We have also concluded that the trial court improperly dismissed plaintiff's cause of action on the ground that she does not have legal capacity to sue.

Section 509.290 is authority for the use of a motion to dismiss for the purpose of objecting to plaintiff's legal capacity to sue whether or not the objection appears from the pleadings and other papers filed in the cause. When the matter raised by motion to dismiss is not apparent from the petition, the motion performs the office of a "speaking demurrer". This practice came into existence with the adoption of the Civil Code of Missouri, Laws of Mo. 1943, p. 353 et seq. Metcalf v. American Surety Co. of New York, supra, 232 S.W.2d 526, loc. cit. 530. And the courts have recognized this procedural improvement is an aid to prompt and efficient administration of justice, making it possible to decide at the outset of litigation an issue that would dispose of an action groundless on the uncontroverted facts. Metcalf v. American Surety Co. of New York, supra, 232 S.W.2d loc. cit. 530; Hamilton v. Linn, supra, 355 Mo. 1178, 200 S.W.2d 69, loc. cit. 71; Halloran v. Hackmann, supra, Mo.Sup., 160 S.W.2d 769, loc. cit. 771.

But the instant case does not come within the purview of Section 509.290 and the principle as enunciated in the cited cases. Here we have a situation where a real controversy in regard to a vital issue was raised by the motions to dismiss and the documentary proof. In her petition plaintiff unequivocally alleged she is the fee simple owner of a lot in Claverach Park subdivision. This was challenged by defendants and agents (such was the effect of asserting that plaintiff did not have legal capacity to sue). Plaintiff countered with affidavits and other documents. In this state of the record the court decided the issue basic to the right to maintain the action and dismissed plaintiff's petition with prejudice. In doing so the court indicated by a memorandum opinion that plaintiff " * * * has not proved that she is the legal owner, * * *", and *385 apparently relied upon Buckhorn v. Greenwood, Mo.Sup., 208 S.W. 59, which we observe was an action to quiet title and in ejectment wherein the issues were joined by answer and duly tried.

We deem it unnecessary to detail the supporting proof by plaintiff on the title question. Suffice to say, that if such proof was insufficient to establish plaintiff was the record owner of the lot for the purpose of maintaining the action, which we do not decide, it was adequate to show that the issue raised by defendants and agents could not be decided on uncontroverted facts.
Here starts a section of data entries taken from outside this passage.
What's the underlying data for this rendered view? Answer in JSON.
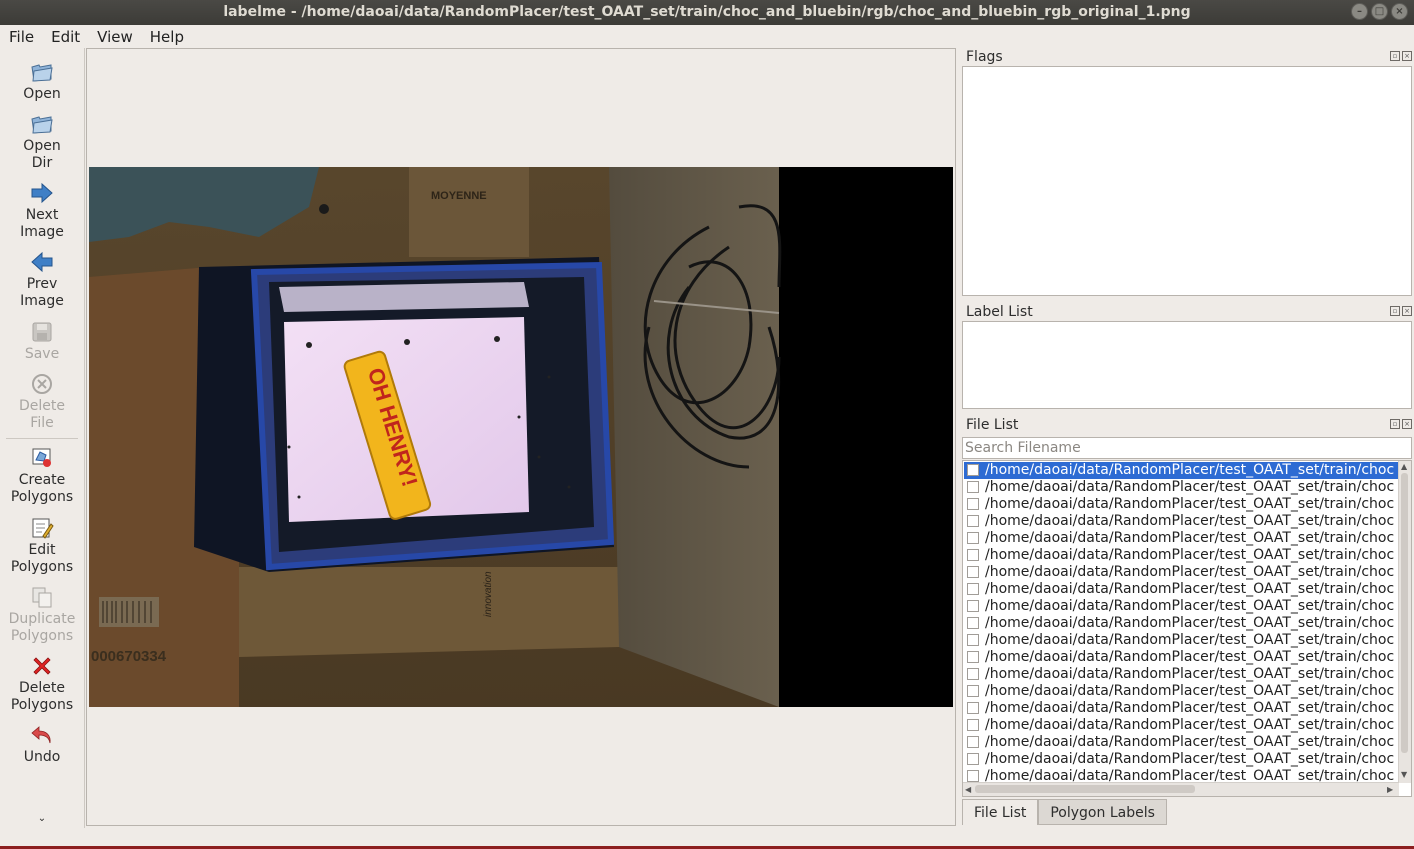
{
  "window": {
    "title": "labelme - /home/daoai/data/RandomPlacer/test_OAAT_set/train/choc_and_bluebin/rgb/choc_and_bluebin_rgb_original_1.png"
  },
  "menu": [
    "File",
    "Edit",
    "View",
    "Help"
  ],
  "tools": {
    "open": "Open",
    "open_dir": "Open Dir",
    "next_image": "Next Image",
    "prev_image": "Prev Image",
    "save": "Save",
    "delete_file": "Delete File",
    "create_polygons": "Create Polygons",
    "edit_polygons": "Edit Polygons",
    "duplicate_polygons": "Duplicate Polygons",
    "delete_polygons": "Delete Polygons",
    "undo": "Undo"
  },
  "docks": {
    "flags_title": "Flags",
    "label_list_title": "Label List",
    "file_list_title": "File List"
  },
  "search": {
    "placeholder": "Search Filename"
  },
  "files": [
    "/home/daoai/data/RandomPlacer/test_OAAT_set/train/choc",
    "/home/daoai/data/RandomPlacer/test_OAAT_set/train/choc",
    "/home/daoai/data/RandomPlacer/test_OAAT_set/train/choc",
    "/home/daoai/data/RandomPlacer/test_OAAT_set/train/choc",
    "/home/daoai/data/RandomPlacer/test_OAAT_set/train/choc",
    "/home/daoai/data/RandomPlacer/test_OAAT_set/train/choc",
    "/home/daoai/data/RandomPlacer/test_OAAT_set/train/choc",
    "/home/daoai/data/RandomPlacer/test_OAAT_set/train/choc",
    "/home/daoai/data/RandomPlacer/test_OAAT_set/train/choc",
    "/home/daoai/data/RandomPlacer/test_OAAT_set/train/choc",
    "/home/daoai/data/RandomPlacer/test_OAAT_set/train/choc",
    "/home/daoai/data/RandomPlacer/test_OAAT_set/train/choc",
    "/home/daoai/data/RandomPlacer/test_OAAT_set/train/choc",
    "/home/daoai/data/RandomPlacer/test_OAAT_set/train/choc",
    "/home/daoai/data/RandomPlacer/test_OAAT_set/train/choc",
    "/home/daoai/data/RandomPlacer/test_OAAT_set/train/choc",
    "/home/daoai/data/RandomPlacer/test_OAAT_set/train/choc",
    "/home/daoai/data/RandomPlacer/test_OAAT_set/train/choc",
    "/home/daoai/data/RandomPlacer/test_OAAT_set/train/choc"
  ],
  "tabs": [
    "File List",
    "Polygon Labels"
  ],
  "image_text": {
    "box_label": "MOYENNE",
    "bar_brand": "OH HENRY!",
    "barcode_number": "000670334",
    "box_brand": "innovation"
  }
}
While the use of a motion to dismiss making it possible to determine an issue that will dispose of an action groundless on uncontroverted facts is contemplated by Section 509.290, justice should not be thwarted or sacrificed merely for the purpose of gaining an early termination of a lawsuit. When the record demonstrates clearly and forcibly, as is true in the instant case, that the issue or question relied upon and raised by the motion cannot be decided on uncontroverted facts, the parties should not be foreclosed from submitting that issue to the court or jury in the trial of the cause.
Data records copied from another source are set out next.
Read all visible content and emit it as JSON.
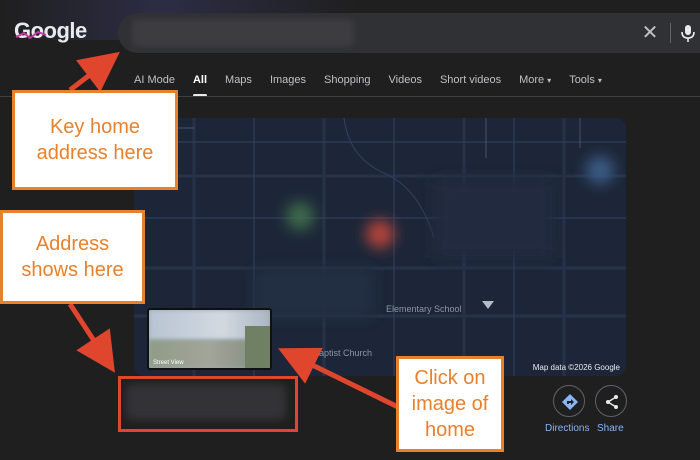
{
  "header": {
    "logo_text": "Google",
    "clear_icon": "close-icon",
    "mic_icon": "mic-icon"
  },
  "tabs": [
    {
      "label": "AI Mode",
      "active": false
    },
    {
      "label": "All",
      "active": true
    },
    {
      "label": "Maps",
      "active": false
    },
    {
      "label": "Images",
      "active": false
    },
    {
      "label": "Shopping",
      "active": false
    },
    {
      "label": "Videos",
      "active": false
    },
    {
      "label": "Short videos",
      "active": false
    },
    {
      "label": "More",
      "active": false,
      "caret": "▾"
    },
    {
      "label": "Tools",
      "active": false,
      "caret": "▾"
    }
  ],
  "map": {
    "school_label": "Elementary School",
    "church_label": "tmont Baptist Church",
    "copyright": "Map data ©2026 Google",
    "street_view_label": "Street View"
  },
  "actions": {
    "directions_label": "Directions",
    "share_label": "Share",
    "directions_icon": "directions-icon",
    "share_icon": "share-icon"
  },
  "annotations": {
    "callout_search": [
      "Key home",
      "address here"
    ],
    "callout_address": [
      "Address",
      "shows here"
    ],
    "callout_image": [
      "Click on",
      "image of",
      "home"
    ],
    "accent_color": "#e8812b",
    "arrow_color": "#e0452d"
  }
}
We must therefore hold that the trial court erred in attempting to adjudicate the issue of plaintiff's capacity to sue on the motions to dismiss.

A motion to dismiss plaintiff's appeal was filed in this court on the ground that 42 V.A.M.S. Rule 1.08 was violated in several respects. We have considered the motion and while full and literal compliance with the rule may have been disregarded, we do not consider the violation thereof in the respects pointed out in the motion sufficient to justify dismissing the appeal, and therefore overrule the motion to dismiss.

The cause is reversed and remanded.

ANDERSON, P. J., and RUDDY, J., concur.